Your body now needs oxytocin to stave off the amygdala producing glutamate. All you need is love. Grab the nearest person—probably the one still laughing at you—and give them a hug. If it turns out that you are both scared of spiders, then that hug will give a little courage to you both. You can also think of your favorite comedian to tickle your funny bone, to make yourself laugh.

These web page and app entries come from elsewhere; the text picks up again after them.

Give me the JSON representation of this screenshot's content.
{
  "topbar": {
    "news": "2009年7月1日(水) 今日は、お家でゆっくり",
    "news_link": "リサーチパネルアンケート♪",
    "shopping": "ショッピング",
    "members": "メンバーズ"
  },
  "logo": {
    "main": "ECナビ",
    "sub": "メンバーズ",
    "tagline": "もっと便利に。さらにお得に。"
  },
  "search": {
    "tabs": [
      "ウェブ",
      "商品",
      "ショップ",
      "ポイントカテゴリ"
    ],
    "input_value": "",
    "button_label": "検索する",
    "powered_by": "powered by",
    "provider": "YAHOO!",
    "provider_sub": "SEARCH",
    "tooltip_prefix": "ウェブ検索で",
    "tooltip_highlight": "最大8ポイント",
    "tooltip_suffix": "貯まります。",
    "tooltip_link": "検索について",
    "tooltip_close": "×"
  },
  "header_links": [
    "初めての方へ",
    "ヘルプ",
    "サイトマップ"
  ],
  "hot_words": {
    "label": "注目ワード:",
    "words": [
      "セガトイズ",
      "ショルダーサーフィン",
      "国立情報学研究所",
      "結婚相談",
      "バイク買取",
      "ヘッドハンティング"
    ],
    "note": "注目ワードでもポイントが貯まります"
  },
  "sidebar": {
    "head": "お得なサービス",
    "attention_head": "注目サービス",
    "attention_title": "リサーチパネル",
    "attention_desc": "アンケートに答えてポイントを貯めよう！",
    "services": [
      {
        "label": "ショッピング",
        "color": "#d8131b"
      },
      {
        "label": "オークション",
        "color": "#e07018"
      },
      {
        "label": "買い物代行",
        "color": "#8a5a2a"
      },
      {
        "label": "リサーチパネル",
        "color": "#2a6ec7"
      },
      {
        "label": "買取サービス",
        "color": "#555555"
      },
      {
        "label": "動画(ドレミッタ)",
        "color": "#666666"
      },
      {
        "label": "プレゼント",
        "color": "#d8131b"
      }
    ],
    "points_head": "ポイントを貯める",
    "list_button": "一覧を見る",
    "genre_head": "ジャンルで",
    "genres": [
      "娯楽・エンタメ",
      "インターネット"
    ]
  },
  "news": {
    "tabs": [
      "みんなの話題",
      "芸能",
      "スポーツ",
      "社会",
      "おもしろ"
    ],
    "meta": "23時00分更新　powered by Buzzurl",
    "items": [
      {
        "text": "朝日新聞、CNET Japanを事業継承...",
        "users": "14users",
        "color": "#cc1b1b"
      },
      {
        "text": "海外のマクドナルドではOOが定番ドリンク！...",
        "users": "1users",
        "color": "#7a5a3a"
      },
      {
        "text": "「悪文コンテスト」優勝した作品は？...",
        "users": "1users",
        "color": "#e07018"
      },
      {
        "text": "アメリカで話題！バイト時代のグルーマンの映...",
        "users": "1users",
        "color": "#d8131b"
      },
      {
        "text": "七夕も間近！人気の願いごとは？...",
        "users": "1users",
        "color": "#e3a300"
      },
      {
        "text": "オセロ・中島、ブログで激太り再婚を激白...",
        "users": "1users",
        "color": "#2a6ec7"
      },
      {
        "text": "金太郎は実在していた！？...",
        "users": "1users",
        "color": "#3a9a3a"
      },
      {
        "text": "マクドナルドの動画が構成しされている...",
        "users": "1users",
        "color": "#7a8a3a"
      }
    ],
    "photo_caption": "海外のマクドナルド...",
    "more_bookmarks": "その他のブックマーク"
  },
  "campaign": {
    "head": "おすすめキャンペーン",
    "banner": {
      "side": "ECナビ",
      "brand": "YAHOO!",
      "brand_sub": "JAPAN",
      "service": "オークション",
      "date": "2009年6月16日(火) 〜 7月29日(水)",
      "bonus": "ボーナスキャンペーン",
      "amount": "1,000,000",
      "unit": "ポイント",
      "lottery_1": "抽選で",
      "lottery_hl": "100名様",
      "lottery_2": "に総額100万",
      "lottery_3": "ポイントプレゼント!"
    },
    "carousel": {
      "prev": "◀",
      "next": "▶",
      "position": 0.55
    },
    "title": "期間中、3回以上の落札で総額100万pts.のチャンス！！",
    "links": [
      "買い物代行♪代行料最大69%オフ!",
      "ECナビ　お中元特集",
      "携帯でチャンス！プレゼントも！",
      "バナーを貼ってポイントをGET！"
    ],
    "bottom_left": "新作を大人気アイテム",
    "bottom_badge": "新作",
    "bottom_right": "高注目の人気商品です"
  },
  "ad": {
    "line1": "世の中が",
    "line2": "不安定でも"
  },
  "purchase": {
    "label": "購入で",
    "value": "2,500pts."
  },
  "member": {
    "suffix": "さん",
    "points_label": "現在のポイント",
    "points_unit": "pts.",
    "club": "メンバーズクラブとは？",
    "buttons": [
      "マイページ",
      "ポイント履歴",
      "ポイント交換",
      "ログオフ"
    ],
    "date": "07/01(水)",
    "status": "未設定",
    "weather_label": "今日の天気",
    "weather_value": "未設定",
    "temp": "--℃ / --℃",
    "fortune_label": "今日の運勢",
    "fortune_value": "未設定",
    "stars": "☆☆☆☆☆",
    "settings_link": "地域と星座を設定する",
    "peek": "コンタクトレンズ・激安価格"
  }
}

Now it’s decision time. Do you fight or flee? Courage conquers all things, and it can conquer that creepy crawly too. Scientists have found that taking a courageous step increases activity in another part of the brain, the subgenual anterior cingulate cortex (sgACC).3 When you activate the sgACC, it is actually able to cancel out some of the fear activated by the amygdala.4 Therefore, simply choosing to be courageous can make you courageous. Now you can use that courage to deal with the spider by stepping on it, trapping and releasing it outdoors or the most courageous of all— letting it crawl off out of sight.
I bet you didn’t know you had it in you to do that. You didn’t even need a bottle of Harry Potter’s Felix Felicis, but there’s more. You know that whole “gives the body strength” part of the fortune; oxytocin can give you strength too. The hormone is indispensable for healthy muscle maintenance and repair.5 Some studies have shown that it could potentially “be used to combat muscle tissue wasting caused by aging, disease, and immobility.”6 Yep, courage gives your body strength.
Did Ovid know any of this when he made his statement? I believe the poet had amazing insight, and he’s said many profound quotes, but he probably never realized just how right he was. Two thousand years later, we have shown some proof to his prose.
- Dickerson, K. (2013, October 28). Here’s what happens in our brains when we get scared. Retrieved September 29, 2016, from Business Insider, http://www.businessinsider.com/our-brain-chemistry-when-we-get-scared-2013-10
- Clum, D. (2016, August 12). Any idea what the courage hormone is? Retrieved September 29, 2016, from Cellular Healing, http://yourwellnesstribe.com/any-idea-what-the-courage-hormone-is/
- Nili, Uri. “Fear Thou Not: Activity of Frontal and Temporal Circuits in Moments of Real-Life Courage.” Neuron 66. June 24, 2010: 949-962
- Radel. (2009, April ). Your brain on courage. Retrieved September 29, 2016, from http://exploringthemind.com/the-mind/your-brain-on-courage
- Yang, S. (2015, July 9). “Trust hormone” oxytocin helps old muscle work like new, study finds. Retrieved September 29, 2016, from http://news.berkeley.edu/2014/06/10/oxytocin-helps-muscle-regeneration/
- Pacificstand, & Standard, P. (2014, August 27). Love can make you stronger. Retrieved September 29, 2016, from https://psmag.com/love-can-make-you-stronger-65d8b71c1a03#.7r4nwgkim